QR codes — the special bar codes that smartphones can read with a handy app — have been moving down the trendiness list recently in daily life. They were ubiquitous in magazines and on CPG packaging for a while, and then marketers got crazy and started putting them on totally impractical surfaces like banners in airports and billboards on highways.
When consumer use of QR codes topped out around 6%, they fell off the fad cliff and we don’t see them much any more.
Fortunately, they’re moving back into the Internet of Things, where they probably belong.
QR codes were originally designed to help factories label parts and packaging with machine-readable codes for tracking. As two-dimensional matrices of data, they’re able to hold about 200 times more information that the typical price tag barcode, and they quickly spread to everything from healthcare (tracking patients and their records) to boarding passes.
Some Rexroth machinery can now be set up with a smartphone and a QR code. The human operator clicks, the data is transferred to the drive, and everything is set — faster and with less human error. See a video.
QR codes aren’t fading away… they’re just coming home.

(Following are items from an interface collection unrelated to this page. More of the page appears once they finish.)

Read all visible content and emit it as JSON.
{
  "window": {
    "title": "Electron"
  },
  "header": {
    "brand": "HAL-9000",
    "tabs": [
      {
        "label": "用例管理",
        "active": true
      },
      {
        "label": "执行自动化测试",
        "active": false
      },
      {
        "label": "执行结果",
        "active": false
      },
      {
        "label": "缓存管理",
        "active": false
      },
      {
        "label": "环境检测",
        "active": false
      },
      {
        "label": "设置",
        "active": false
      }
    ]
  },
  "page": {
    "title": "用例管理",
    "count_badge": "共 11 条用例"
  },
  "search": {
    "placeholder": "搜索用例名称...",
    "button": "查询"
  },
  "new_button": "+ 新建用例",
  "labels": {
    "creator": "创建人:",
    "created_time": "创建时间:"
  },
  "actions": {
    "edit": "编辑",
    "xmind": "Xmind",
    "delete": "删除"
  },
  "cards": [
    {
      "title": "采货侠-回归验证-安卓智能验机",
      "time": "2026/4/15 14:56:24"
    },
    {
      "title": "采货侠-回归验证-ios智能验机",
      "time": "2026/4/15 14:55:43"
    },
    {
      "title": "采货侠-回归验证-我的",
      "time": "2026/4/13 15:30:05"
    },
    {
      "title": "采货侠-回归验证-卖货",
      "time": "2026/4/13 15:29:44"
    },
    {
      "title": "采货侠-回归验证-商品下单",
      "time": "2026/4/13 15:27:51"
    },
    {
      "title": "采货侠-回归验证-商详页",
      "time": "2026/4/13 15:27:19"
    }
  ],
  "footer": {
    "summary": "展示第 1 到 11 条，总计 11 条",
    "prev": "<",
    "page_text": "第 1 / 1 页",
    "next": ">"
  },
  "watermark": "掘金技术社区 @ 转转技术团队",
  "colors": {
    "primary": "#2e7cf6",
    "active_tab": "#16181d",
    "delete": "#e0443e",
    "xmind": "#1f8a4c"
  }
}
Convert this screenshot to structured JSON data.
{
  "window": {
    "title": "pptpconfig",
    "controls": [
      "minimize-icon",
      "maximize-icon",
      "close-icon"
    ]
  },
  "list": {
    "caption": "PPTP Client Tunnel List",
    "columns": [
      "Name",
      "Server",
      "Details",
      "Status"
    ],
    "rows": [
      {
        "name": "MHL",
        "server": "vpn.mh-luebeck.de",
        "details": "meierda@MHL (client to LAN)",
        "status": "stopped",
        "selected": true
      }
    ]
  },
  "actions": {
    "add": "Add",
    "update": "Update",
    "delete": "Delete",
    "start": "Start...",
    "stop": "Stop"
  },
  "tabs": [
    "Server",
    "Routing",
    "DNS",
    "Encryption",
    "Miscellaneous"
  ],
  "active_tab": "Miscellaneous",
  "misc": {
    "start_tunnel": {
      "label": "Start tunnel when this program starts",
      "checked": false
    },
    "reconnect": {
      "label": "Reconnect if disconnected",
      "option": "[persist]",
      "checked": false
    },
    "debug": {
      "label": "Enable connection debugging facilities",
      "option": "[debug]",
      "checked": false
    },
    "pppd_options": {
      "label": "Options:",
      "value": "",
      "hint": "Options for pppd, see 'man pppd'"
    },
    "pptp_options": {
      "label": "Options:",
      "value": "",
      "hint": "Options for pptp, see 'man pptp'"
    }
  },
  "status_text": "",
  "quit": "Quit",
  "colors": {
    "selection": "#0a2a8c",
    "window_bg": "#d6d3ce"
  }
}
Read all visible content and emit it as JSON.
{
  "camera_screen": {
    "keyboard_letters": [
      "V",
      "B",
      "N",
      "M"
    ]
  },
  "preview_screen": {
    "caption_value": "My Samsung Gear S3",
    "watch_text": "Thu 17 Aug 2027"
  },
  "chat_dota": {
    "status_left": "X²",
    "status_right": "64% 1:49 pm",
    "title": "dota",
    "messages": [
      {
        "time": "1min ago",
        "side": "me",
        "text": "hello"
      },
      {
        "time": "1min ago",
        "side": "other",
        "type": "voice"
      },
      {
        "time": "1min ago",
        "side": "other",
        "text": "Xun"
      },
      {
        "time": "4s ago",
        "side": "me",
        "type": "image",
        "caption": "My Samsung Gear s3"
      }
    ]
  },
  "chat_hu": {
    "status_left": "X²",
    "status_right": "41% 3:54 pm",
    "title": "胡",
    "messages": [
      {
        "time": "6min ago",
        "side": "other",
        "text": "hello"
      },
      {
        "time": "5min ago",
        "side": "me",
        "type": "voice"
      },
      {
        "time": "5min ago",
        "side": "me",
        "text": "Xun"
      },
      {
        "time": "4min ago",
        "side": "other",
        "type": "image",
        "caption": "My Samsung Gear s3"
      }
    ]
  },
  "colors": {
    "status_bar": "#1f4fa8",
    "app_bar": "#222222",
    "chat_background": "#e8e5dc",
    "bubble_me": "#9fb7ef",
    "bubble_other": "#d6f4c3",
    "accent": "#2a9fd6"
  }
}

If you’re working with Rexroth legacy units, you may have components that have been working great since before there were any smartphones. We can support you with those legacy machines as well as with the newest tech. Go ahead and use the QR code at the top of this post to call us — or save our number, 479-42200390, so you’ll have quick access whenever you need us.